"I Remember Dr. Pritchard"
Dr. Ray PritchardDr. Ray Pritchard is the president of Keep Believing Ministries, in Internet-based ministry serving Christians in 225 countries. He is the author of 29 books, including Stealth Attack, Fire and Rain, Credo, The ABCs of Christmas, The Healing Power of Forgiveness, An Anchor for the Soul and Why Did This Happen to Me? Ray and Marlene, his wife of 39 years, have three sons-Josh, Mark and Nick, two daughters-in-law--Leah and Vanessa, and four grandchildren grandsons: Knox, Eli, Penny and Violet. His hobbies include biking, surfing the Internet, and anything related to the Civil War.
- 2007 Apr 14
Tomorrow morning I am preaching at Woodward Avenue Baptist Church in Muscle Shoals, Alabama. This is a special treat for a number of reasons. Muscle Shoals is only a few miles from Russellville, the small town in northwest Alabama where I grew up. Back in the late 60s, when we wanted to take our dates to "the big city," we would drive to Muscle Shoals and go to a movie or buy a pizza or visit the newest hot restaurant in town, a swanky joint named McDonald's. And during football season (the most important time of year in the Deep South), we would come to the Tri-Cities to play teams from Florence, Tuscumbia, Sheffield or Muscle Shoals. My older brother Andy lives in Florence, across the Tennessee River from the other three cities.
Woodward Avenue Baptist Church is located on the main street of Muscle Shoals. I suppose I have driven past it 300 times over the years. I vaguely remember atending a wedding there 36 years ago where one of our buddies was getting married. So I went along with Phil and Bruce and Alan and Ricky and Rick and Jeff and Butch and Big Mac and Fire and a host of others. About the ceremony itself, I remember nothing at all. The groom had schemed about how he and his bride would make their getaway because he knew we were going to try to follow them. He tried to fake us out by having someone else drive his car around the block to throw us off, but we were on to his game. As soon as they left, we jumped in a car, roared after them and (this is the part I vividly remember) we drove right off the curb and hit the pavement hard, sending sparks in every direction.
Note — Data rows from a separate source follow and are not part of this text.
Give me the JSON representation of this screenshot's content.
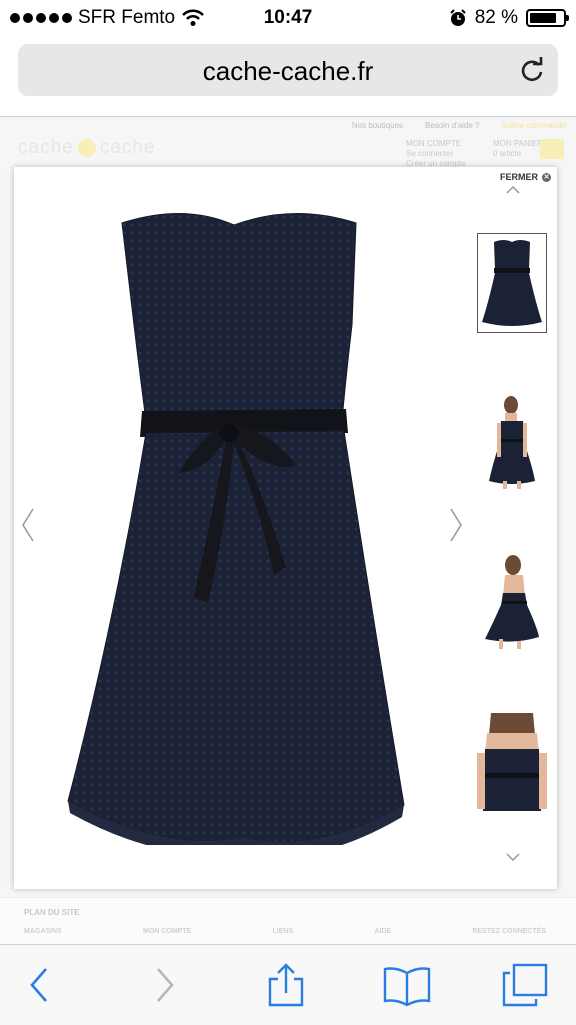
{
  "status_bar": {
    "carrier": "SFR Femto",
    "time": "10:47",
    "battery_percent": "82 %",
    "battery_level": 0.82,
    "icons": [
      "signal-dots-icon",
      "wifi-icon",
      "alarm-icon",
      "battery-icon"
    ]
  },
  "browser": {
    "url": "cache-cache.fr",
    "reload_icon": "reload-icon"
  },
  "site": {
    "top_links": [
      "Nos boutiques",
      "Besoin d'aide ?",
      "Suivre commande"
    ],
    "logo_text_left": "cache",
    "logo_text_right": "cache",
    "account_title": "MON COMPTE",
    "account_sub1": "Se connecter",
    "account_sub2": "Créer un compte",
    "basket_title": "MON PANIER",
    "basket_count": "0 article",
    "footer_title": "PLAN DU SITE",
    "footer_cols": [
      "MAGASINS",
      "MON COMPTE",
      "LIENS",
      "AIDE",
      "RESTEZ CONNECTÉS"
    ]
  },
  "modal": {
    "close_label": "FERMER",
    "prev_icon": "chevron-left-icon",
    "next_icon": "chevron-right-icon",
    "thumb_up_icon": "chevron-up-icon",
    "thumb_down_icon": "chevron-down-icon",
    "thumbnails": [
      "dress-front",
      "model-front",
      "model-back",
      "model-closeup"
    ],
    "selected_thumbnail": 0
  },
  "toolbar": {
    "icons": [
      "back-icon",
      "forward-icon",
      "share-icon",
      "bookmarks-icon",
      "tabs-icon"
    ]
  },
  "colors": {
    "dress": "#1c2236",
    "accent_yellow": "#f7eeb8",
    "ios_blue": "#2a7de1"
  }
}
We followed them long enough to satisfy ourselves that they couldn’t get away from us and then we turned back, leaving the happy couple to their wedding bliss.
Last November I had the privilege of meeting Ron Ethridge, the current pastor at Woodward Avenue, in Birmingham where we (along with three other pastors) spent an evening encouraging each other in the Lord. In February I joined those pastors on a retreat at Cloudland Canyon State Park in Georgia. When Ron invited me to speak, he asked me to preach on forgiveness. In just a little while Marlene and I are going to drive to Florence where we will spend the night with Andy and Betty. Tomorrow I'll preach at Woodward Avenue, we'll eat lunch with Ron and his wife, and then we'll head back to Tupelo.
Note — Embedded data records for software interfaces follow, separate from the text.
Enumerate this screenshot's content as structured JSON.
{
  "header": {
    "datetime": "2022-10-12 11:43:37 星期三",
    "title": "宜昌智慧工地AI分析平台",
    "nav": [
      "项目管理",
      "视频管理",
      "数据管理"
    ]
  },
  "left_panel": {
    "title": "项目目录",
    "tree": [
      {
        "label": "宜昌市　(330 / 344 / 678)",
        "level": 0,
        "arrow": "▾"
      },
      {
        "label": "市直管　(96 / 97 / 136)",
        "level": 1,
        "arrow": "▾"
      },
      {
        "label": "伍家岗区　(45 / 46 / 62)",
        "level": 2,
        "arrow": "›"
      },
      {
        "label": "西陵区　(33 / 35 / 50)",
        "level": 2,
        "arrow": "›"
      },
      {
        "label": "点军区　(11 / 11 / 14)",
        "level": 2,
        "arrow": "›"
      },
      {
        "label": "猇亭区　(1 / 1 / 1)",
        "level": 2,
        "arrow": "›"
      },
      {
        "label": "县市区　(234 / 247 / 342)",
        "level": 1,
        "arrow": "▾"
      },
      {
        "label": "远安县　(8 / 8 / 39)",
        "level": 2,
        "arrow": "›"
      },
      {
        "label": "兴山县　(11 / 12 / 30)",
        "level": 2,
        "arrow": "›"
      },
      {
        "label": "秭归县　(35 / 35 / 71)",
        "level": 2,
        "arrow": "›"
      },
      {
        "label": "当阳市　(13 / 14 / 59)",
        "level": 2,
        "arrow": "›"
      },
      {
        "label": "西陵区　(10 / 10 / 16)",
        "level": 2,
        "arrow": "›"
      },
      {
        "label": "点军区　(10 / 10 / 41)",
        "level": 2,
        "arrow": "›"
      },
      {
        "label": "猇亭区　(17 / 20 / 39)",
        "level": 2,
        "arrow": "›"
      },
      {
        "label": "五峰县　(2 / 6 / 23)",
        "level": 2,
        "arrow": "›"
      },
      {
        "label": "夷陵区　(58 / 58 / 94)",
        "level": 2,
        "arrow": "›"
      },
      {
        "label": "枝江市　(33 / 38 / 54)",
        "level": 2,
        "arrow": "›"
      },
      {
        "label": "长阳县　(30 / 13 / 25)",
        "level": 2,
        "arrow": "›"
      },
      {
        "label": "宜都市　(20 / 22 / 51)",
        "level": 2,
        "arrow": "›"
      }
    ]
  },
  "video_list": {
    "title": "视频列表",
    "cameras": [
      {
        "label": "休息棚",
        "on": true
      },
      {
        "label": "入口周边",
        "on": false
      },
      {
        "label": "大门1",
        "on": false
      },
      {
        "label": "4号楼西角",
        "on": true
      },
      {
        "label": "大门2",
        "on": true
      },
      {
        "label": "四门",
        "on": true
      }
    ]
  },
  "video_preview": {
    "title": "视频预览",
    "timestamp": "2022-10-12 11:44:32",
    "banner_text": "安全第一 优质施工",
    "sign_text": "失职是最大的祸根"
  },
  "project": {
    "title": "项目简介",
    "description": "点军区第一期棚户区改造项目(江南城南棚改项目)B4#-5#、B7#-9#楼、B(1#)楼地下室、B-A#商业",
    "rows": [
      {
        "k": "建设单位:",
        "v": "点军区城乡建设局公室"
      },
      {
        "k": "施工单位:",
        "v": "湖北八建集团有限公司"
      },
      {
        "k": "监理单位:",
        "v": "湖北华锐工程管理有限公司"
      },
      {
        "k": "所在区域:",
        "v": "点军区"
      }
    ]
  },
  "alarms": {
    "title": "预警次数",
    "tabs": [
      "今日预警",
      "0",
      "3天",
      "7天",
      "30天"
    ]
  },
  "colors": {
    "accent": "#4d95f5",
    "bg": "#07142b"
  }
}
But all of that is background to what I really want to say. Yesterday Ron told me that he has had a number of people in his congregation tell him that they knew my father. "I remember Dr. Pritchard. He was my doctor," they said. Hearing that brought a smile to my face because my father died in November 1974. It's a wonderful thing to be remembered 33 years after you are gone. He was a surgeon in Russellville and greatly beloved by everyone, not only in that town but across northwest Alabama.
When Marlene and I got married in August 1974, Dad was my best man. The picture above was taken of my Dad and Mom on the night we got married in Mesa, Arizona. I hasten to say that my father is not responsible for the jazzy jacket he is wearing. The jackets the groomsmen wore were my choice. I have taken lots of grief about that over the years, but I still think they look cool. Dad looked great that night as he always did. And Mom was radiant.
This morning I realized that I had never put a picture of my parents on the weblog. So here it is. Nothing makes me happier than meeting someone who knew them. And the finest compliment I ever receive is when someone who knew him says, 'You remind me of your father."